> TASK TO CARRY OUT
Nothing in the data below may be left out; return all of it exactly.

***** DATA LISTING

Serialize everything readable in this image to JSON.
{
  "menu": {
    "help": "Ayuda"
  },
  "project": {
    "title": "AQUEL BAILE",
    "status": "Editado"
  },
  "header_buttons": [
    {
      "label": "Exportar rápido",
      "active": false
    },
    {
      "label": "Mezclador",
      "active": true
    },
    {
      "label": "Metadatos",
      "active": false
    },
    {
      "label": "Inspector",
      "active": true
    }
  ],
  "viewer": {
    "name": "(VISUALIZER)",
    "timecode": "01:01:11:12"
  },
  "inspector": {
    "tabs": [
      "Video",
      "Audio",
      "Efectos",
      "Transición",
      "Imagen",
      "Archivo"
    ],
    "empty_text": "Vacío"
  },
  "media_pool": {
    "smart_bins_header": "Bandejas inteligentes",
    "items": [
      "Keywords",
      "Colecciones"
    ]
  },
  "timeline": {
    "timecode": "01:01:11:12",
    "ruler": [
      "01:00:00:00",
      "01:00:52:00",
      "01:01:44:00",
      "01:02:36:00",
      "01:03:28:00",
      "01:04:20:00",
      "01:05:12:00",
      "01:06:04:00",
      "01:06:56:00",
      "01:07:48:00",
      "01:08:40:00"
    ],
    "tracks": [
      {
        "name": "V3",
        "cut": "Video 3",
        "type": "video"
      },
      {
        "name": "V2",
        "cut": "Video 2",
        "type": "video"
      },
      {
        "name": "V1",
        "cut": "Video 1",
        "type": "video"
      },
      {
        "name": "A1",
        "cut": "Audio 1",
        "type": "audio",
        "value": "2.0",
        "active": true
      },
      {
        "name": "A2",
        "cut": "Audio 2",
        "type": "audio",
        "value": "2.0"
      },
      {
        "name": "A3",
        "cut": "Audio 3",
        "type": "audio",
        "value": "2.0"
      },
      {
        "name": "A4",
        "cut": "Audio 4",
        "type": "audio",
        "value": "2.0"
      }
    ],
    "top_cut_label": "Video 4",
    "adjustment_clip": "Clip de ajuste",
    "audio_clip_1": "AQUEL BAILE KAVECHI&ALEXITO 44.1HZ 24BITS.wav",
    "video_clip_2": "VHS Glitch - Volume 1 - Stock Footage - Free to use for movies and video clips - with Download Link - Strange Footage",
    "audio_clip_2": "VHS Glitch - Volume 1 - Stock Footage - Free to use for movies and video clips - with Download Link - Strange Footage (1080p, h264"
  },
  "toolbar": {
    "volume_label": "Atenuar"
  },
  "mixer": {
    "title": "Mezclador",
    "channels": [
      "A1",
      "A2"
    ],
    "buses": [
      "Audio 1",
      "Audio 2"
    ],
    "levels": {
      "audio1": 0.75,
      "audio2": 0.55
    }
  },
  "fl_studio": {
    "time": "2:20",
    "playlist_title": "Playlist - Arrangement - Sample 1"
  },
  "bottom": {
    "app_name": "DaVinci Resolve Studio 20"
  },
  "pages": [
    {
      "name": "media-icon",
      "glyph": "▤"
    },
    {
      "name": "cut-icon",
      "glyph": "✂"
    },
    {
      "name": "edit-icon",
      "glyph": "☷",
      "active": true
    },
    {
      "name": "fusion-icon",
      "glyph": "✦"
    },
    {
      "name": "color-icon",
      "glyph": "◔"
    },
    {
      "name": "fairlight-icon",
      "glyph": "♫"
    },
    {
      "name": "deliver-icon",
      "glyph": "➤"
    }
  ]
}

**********

> SOLUTION
Serialize everything readable in this image to JSON.
{
  "menu": {
    "help": "Ayuda"
  },
  "project": {
    "title": "AQUEL BAILE",
    "status": "Editado"
  },
  "header_buttons": [
    {
      "label": "Exportar rápido",
      "active": false
    },
    {
      "label": "Mezclador",
      "active": true
    },
    {
      "label": "Metadatos",
      "active": false
    },
    {
      "label": "Inspector",
      "active": true
    }
  ],
  "viewer": {
    "name": "(VISUALIZER)",
    "timecode": "01:01:11:12"
  },
  "inspector": {
    "tabs": [
      "Video",
      "Audio",
      "Efectos",
      "Transición",
      "Imagen",
      "Archivo"
    ],
    "empty_text": "Vacío"
  },
  "media_pool": {
    "smart_bins_header": "Bandejas inteligentes",
    "items": [
      "Keywords",
      "Colecciones"
    ]
  },
  "timeline": {
    "timecode": "01:01:11:12",
    "ruler": [
      "01:00:00:00",
      "01:00:52:00",
      "01:01:44:00",
      "01:02:36:00",
      "01:03:28:00",
      "01:04:20:00",
      "01:05:12:00",
      "01:06:04:00",
      "01:06:56:00",
      "01:07:48:00",
      "01:08:40:00"
    ],
    "tracks": [
      {
        "name": "V3",
        "cut": "Video 3",
        "type": "video"
      },
      {
        "name": "V2",
        "cut": "Video 2",
        "type": "video"
      },
      {
        "name": "V1",
        "cut": "Video 1",
        "type": "video"
      },
      {
        "name": "A1",
        "cut": "Audio 1",
        "type": "audio",
        "value": "2.0",
        "active": true
      },
      {
        "name": "A2",
        "cut": "Audio 2",
        "type": "audio",
        "value": "2.0"
      },
      {
        "name": "A3",
        "cut": "Audio 3",
        "type": "audio",
        "value": "2.0"
      },
      {
        "name": "A4",
        "cut": "Audio 4",
        "type": "audio",
        "value": "2.0"
      }
    ],
    "top_cut_label": "Video 4",
    "adjustment_clip": "Clip de ajuste",
    "audio_clip_1": "AQUEL BAILE KAVECHI&ALEXITO 44.1HZ 24BITS.wav",
    "video_clip_2": "VHS Glitch - Volume 1 - Stock Footage - Free to use for movies and video clips - with Download Link - Strange Footage",
    "audio_clip_2": "VHS Glitch - Volume 1 - Stock Footage - Free to use for movies and video clips - with Download Link - Strange Footage (1080p, h264"
  },
  "toolbar": {
    "volume_label": "Atenuar"
  },
  "mixer": {
    "title": "Mezclador",
    "channels": [
      "A1",
      "A2"
    ],
    "buses": [
      "Audio 1",
      "Audio 2"
    ],
    "levels": {
      "audio1": 0.75,
      "audio2": 0.55
    }
  },
  "fl_studio": {
    "time": "2:20",
    "playlist_title": "Playlist - Arrangement - Sample 1"
  },
  "bottom": {
    "app_name": "DaVinci Resolve Studio 20"
  },
  "pages": [
    {
      "name": "media-icon",
      "glyph": "▤"
    },
    {
      "name": "cut-icon",
      "glyph": "✂"
    },
    {
      "name": "edit-icon",
      "glyph": "☷",
      "active": true
    },
    {
      "name": "fusion-icon",
      "glyph": "✦"
    },
    {
      "name": "color-icon",
      "glyph": "◔"
    },
    {
      "name": "fairlight-icon",
      "glyph": "♫"
    },
    {
      "name": "deliver-icon",
      "glyph": "➤"
    }
  ]
}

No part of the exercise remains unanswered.